Potton - A Resort Region for the Wealthy

With Lake Memphremagog and its spectacular scenery, its mountains and wide open valleys, Potton became a strong attraction for tourists and seasonal residents in the mid-1800s.

It was artists like W. H. Bartlett, a British painter, who "discovered" the area during the trips he made here between 1836 and 1854. He did many paintings depicting Mt. Owl's Head and other sceneries, which were widely displayed.

Several hotels of international reputation thrived in the area, notably the "Mountain House" and the "Potton Springs Hotel".

Bartlett Print | Lake Memphrémagog

View from Owl's Head

The Lady of the Lake at the Mountain House wharf | 1890


Mountain House Hotel

This luxurious hotel, located at the foot of Owl's Head and only accessible by water, was built in 1845. A fire destroyed the initial building inl855 and a new one was erected.
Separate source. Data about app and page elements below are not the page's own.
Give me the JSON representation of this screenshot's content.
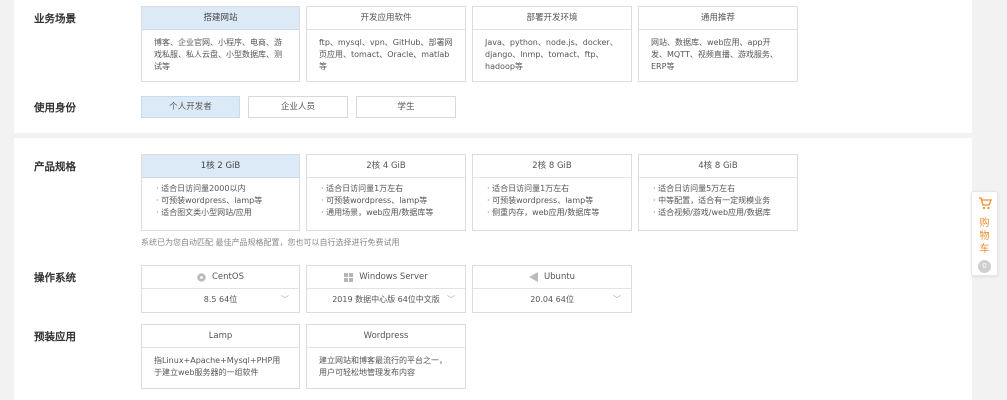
{
  "business": {
    "label": "业务场景",
    "cards": [
      {
        "title": "搭建网站",
        "desc": "博客、企业官网、小程序、电商、游戏私服、私人云盘、小型数据库、测试等"
      },
      {
        "title": "开发应用软件",
        "desc": "ftp、mysql、vpn、GitHub、部署网页应用、tomact、Oracle、matlab等"
      },
      {
        "title": "部署开发环境",
        "desc": "Java、python、node.js、docker、django、lnmp、tomact、ftp、hadoop等"
      },
      {
        "title": "通用推荐",
        "desc": "网站、数据库、web应用、app开发、MQTT、视频直播、游戏服务、ERP等"
      }
    ]
  },
  "identity": {
    "label": "使用身份",
    "options": [
      "个人开发者",
      "企业人员",
      "学生"
    ]
  },
  "spec": {
    "label": "产品规格",
    "cards": [
      {
        "title": "1核 2 GiB",
        "lines": [
          "适合日访问量2000以内",
          "可预装wordpress、lamp等",
          "适合图文类小型网站/应用"
        ]
      },
      {
        "title": "2核 4 GiB",
        "lines": [
          "适合日访问量1万左右",
          "可预装wordpress、lamp等",
          "通用场景，web应用/数据库等"
        ]
      },
      {
        "title": "2核 8 GiB",
        "lines": [
          "适合日访问量1万左右",
          "可预装wordpress、lamp等",
          "侧重内存，web应用/数据库等"
        ]
      },
      {
        "title": "4核 8 GiB",
        "lines": [
          "适合日访问量5万左右",
          "中等配置，适合有一定规模业务",
          "适合视频/游戏/web应用/数据库"
        ]
      }
    ],
    "note": "系统已为您自动匹配 最佳产品规格配置，您也可以自行选择进行免费试用"
  },
  "os": {
    "label": "操作系统",
    "cards": [
      {
        "name": "CentOS",
        "icon": "centos-icon",
        "version": "8.5 64位"
      },
      {
        "name": "Windows Server",
        "icon": "windows-icon",
        "version": "2019 数据中心版 64位中文版"
      },
      {
        "name": "Ubuntu",
        "icon": "ubuntu-icon",
        "version": "20.04 64位"
      }
    ]
  },
  "apps": {
    "label": "预装应用",
    "cards": [
      {
        "title": "Lamp",
        "desc": "指Linux+Apache+Mysql+PHP用于建立web服务器的一组软件"
      },
      {
        "title": "Wordpress",
        "desc": "建立网站和博客最流行的平台之一，用户可轻松地管理发布内容"
      }
    ]
  },
  "cart": {
    "label": "购物车",
    "chars": [
      "购",
      "物",
      "车"
    ],
    "count": "0"
  },
  "colors": {
    "selected": "#dbeaf6",
    "accent": "#f08c2c"
  }
}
The height of its popularity was in the 1880s with guests arriving on the "Lady of the Lake" and "Mountain Maid" steamboats.

Mountain House Hotel | 1890
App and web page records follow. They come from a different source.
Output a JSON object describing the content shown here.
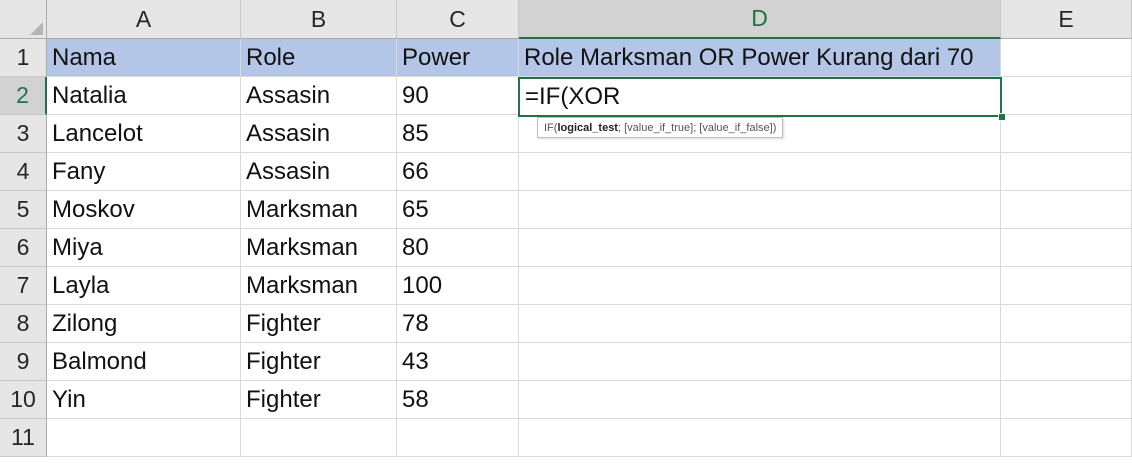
{
  "columns": [
    "A",
    "B",
    "C",
    "D",
    "E"
  ],
  "active_column": "D",
  "rows": [
    "1",
    "2",
    "3",
    "4",
    "5",
    "6",
    "7",
    "8",
    "9",
    "10",
    "11"
  ],
  "active_row": "2",
  "header": {
    "a": "Nama",
    "b": "Role",
    "c": "Power",
    "d": "Role Marksman OR Power Kurang dari 70"
  },
  "data": [
    {
      "nama": "Natalia",
      "role": "Assasin",
      "power": "90"
    },
    {
      "nama": "Lancelot",
      "role": "Assasin",
      "power": "85"
    },
    {
      "nama": "Fany",
      "role": "Assasin",
      "power": "66"
    },
    {
      "nama": "Moskov",
      "role": "Marksman",
      "power": "65"
    },
    {
      "nama": "Miya",
      "role": "Marksman",
      "power": "80"
    },
    {
      "nama": "Layla",
      "role": "Marksman",
      "power": "100"
    },
    {
      "nama": "Zilong",
      "role": "Fighter",
      "power": "78"
    },
    {
      "nama": "Balmond",
      "role": "Fighter",
      "power": "43"
    },
    {
      "nama": "Yin",
      "role": "Fighter",
      "power": "58"
    }
  ],
  "active_cell": {
    "formula": "=IF(XOR"
  },
  "tooltip": {
    "fn": "IF(",
    "arg1": "logical_test",
    "rest": "; [value_if_true]; [value_if_false])"
  },
  "colors": {
    "header_fill": "#b4c6e7",
    "accent": "#217346"
  }
}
Among its more prominent guests were Lord Dufferin, Governor-general of Canada, Edward, Prince of Wales (later King Edward VII), noted photographer William Notman and British author Anthony Trollope.
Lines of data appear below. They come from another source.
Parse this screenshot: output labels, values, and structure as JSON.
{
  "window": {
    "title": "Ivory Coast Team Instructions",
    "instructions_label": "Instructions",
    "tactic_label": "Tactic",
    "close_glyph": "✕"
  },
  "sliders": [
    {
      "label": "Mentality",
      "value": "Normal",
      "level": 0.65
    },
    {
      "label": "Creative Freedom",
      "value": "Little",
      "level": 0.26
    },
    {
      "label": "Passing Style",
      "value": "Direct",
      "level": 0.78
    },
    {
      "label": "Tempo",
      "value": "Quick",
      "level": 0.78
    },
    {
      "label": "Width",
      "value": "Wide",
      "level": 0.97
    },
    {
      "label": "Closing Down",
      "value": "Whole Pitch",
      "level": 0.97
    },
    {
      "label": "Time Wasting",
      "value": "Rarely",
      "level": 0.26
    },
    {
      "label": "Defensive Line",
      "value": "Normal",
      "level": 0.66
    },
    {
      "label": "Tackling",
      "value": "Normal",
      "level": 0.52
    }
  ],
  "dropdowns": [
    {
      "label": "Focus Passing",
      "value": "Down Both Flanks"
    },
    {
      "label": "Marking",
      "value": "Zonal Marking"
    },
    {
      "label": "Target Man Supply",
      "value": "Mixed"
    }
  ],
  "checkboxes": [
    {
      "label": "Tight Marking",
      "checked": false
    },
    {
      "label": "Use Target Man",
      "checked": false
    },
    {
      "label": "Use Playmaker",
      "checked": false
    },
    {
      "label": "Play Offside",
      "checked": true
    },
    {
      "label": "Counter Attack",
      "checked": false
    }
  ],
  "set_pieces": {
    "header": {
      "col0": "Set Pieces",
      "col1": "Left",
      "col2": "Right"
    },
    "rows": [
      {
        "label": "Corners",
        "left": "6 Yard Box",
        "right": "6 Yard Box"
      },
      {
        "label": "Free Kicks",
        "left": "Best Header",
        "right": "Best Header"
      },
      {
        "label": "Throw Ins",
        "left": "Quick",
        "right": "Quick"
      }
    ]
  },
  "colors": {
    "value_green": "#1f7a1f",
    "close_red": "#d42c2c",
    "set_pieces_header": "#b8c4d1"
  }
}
Sadly, on October 11 th, 1889 a fire caused by heating tar in the kitchen for roof repairs destroyed the building, never to rise again.

Mountain House Hotal | Dining room


The hotel's amenities included a billiard room, a tennis court, lawn bowling, rowboats and indoor running water.

Popular past-times even then were canoeing, fishing and hiking to the summit of Mt. Owl's Head.

Potton White Sulphur Springs

Two "cool" gent at the Springs

Potton Springs Hotel | Post Card
Knowlton, Qc 12 Mi. Newposrt Vt 24 Mi.

Potton Springs Hotel

ln the 19th century sulfur springs was considered to have marvelous therapeutic properties. About 1828 one Nathan Banfill discovered a sulfur spring at the base of Mt. Pevee.

The nearby hotel built by NH Green in 1875, attracted people from far and wide. John McMannis' hotel in South Bolton was also popular with the "spring lodgers".

The hotel provided a dance hall, put on plays and later movies. After the 1920s business declined and in 1934 a fire gutted the main building. The remaining hall and servant's quarters slowly deteriorated and finally fell to vandalism in the early 1990s.

The emerging tourism and vacationing industry was spurred along by the steamers, which were introduced on Lake Memphremagog as well as by the rail-service connecting the region with Montreal and points in the United States.

Beginning in the 1850s wealthy families from Montreal and the United States acquired large parcels of land on the Jake to build their summer residences.